The low-income community’s Social Justice Zone plan continues this legacy. The low-income community representatives at the LAPP planning table formed a caucus within the city process and produced their own 5-point plan. The city is scrambling to absorb it, remove the points that threaten the status quo, and steal the vision from the community.
The part of the City’s draft plan that is most influenced by the low-income community is the proposed zoning in the Oppenheimer District (60% social housing, 40% market rental). This zoning could protect this part of the DTES against gentrification and displacement by blocking condo development and dampening real estate speculation. But this action alone will not fulfill the spirit of the Social Justice Zone plan, which puts people before profit and declares the DTES a sanctuary for people who are stigmatized, criminalized, harassed, deported, and unwanted in the rest of consumer-culture dominated Vancouver.
The Oppenheimer District anti-condo zoning is not a whole solution, but it does create an opportunity for social justice organizing. The government of Canada uses borders and trade agreements to keep poor people out and usher big money through. The anti-condo zoning in the Oppenheimer District can be the opposite; it can be a border to keep big money out and help people struggling for social justice stay, organize together, and expand those struggles through the rest of Vancouver and beyond, to collaborate with the struggles of communities facing displacement threats around the world.

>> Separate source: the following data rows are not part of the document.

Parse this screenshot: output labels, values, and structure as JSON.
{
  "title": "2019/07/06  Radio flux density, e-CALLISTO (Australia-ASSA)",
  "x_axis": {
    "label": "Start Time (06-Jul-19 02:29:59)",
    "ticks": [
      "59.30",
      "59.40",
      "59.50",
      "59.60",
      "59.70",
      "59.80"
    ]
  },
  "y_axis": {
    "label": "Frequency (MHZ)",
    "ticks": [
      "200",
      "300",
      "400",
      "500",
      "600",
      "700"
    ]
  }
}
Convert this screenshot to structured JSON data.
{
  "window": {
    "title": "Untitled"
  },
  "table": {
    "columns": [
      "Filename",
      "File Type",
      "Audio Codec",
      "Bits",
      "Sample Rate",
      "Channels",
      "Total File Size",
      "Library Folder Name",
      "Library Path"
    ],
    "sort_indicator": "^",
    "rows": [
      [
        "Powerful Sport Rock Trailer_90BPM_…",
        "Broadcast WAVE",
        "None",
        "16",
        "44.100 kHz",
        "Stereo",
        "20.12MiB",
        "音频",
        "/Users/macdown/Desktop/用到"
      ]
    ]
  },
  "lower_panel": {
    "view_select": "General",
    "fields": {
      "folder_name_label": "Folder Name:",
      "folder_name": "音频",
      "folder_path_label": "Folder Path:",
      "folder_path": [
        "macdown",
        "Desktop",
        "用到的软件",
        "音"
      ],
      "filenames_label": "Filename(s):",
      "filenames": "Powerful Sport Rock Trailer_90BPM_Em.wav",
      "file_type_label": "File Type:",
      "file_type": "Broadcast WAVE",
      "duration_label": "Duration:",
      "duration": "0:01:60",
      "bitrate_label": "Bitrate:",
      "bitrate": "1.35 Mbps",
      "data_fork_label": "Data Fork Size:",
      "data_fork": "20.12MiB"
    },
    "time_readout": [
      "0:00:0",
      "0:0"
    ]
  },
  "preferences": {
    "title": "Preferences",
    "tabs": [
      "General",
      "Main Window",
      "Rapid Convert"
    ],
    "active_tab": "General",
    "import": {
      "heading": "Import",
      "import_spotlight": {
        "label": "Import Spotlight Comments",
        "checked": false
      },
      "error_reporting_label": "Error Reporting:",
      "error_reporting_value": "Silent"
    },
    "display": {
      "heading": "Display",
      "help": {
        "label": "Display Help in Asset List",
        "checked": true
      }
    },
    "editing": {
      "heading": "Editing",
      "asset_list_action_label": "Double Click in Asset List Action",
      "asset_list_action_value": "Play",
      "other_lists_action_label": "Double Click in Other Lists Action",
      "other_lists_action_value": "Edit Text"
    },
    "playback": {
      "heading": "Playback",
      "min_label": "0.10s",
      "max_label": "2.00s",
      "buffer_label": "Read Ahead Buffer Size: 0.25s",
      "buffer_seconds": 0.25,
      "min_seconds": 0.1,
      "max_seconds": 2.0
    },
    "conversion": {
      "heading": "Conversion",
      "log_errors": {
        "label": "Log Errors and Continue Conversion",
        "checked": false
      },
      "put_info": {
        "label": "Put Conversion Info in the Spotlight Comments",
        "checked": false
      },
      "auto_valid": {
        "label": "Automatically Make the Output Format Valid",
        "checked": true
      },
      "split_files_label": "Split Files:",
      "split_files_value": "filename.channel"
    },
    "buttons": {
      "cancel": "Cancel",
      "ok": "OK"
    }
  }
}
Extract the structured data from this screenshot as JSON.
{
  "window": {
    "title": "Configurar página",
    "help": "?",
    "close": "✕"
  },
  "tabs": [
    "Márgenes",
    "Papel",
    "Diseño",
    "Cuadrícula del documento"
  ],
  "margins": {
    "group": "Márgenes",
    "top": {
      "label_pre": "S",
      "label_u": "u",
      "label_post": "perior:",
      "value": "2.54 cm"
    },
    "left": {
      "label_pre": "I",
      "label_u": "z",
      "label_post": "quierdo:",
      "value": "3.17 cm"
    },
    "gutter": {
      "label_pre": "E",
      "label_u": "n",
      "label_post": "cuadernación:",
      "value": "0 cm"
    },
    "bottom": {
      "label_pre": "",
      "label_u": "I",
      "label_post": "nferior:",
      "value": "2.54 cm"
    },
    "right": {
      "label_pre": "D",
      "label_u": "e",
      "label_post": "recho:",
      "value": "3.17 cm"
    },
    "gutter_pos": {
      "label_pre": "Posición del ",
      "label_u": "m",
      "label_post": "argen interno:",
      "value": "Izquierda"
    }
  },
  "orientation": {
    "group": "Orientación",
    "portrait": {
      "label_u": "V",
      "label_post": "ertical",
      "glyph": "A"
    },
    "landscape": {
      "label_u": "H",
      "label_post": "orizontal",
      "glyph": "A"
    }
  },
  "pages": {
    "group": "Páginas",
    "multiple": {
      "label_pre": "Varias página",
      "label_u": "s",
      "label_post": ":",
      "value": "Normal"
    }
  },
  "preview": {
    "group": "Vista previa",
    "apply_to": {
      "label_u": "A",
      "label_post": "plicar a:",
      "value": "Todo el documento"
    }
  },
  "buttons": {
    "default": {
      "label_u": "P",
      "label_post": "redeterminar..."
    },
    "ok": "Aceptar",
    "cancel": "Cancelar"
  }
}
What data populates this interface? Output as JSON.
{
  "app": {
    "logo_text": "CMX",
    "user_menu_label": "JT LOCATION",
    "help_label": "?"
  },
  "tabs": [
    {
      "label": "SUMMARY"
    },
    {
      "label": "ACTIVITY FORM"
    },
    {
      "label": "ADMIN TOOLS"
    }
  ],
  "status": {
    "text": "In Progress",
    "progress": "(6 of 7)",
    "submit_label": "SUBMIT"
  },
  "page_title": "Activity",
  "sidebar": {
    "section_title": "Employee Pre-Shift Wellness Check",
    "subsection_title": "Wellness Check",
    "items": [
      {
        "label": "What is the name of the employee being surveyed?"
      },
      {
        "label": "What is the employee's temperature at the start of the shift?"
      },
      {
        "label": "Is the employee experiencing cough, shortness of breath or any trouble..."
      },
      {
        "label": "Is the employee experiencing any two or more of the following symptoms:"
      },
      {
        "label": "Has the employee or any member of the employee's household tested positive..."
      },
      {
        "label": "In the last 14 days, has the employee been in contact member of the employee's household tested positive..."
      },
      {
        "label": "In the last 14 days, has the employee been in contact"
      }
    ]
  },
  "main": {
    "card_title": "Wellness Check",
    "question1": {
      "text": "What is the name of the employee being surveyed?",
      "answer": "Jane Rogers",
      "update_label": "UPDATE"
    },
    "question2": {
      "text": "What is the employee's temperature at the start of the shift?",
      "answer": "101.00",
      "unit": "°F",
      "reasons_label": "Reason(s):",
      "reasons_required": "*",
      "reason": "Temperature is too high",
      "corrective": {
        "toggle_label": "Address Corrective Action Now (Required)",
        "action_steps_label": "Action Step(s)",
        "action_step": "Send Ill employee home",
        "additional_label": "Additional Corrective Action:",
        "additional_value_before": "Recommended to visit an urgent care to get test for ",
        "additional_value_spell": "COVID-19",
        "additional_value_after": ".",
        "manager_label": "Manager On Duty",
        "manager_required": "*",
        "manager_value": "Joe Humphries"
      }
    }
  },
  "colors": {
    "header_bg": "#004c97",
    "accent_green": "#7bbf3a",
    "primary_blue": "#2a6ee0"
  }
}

The next step in the low-income community’s Social Justice Zone plan is to outline together the actions that we will take to strengthen our struggles against capitalism, colonialism and displacement, and against racism, sexism, homophobia and other violence within our community. The Social Justice Zone plan is really about making change ourselves; not only is there nothing about us without us, there is no justice without us.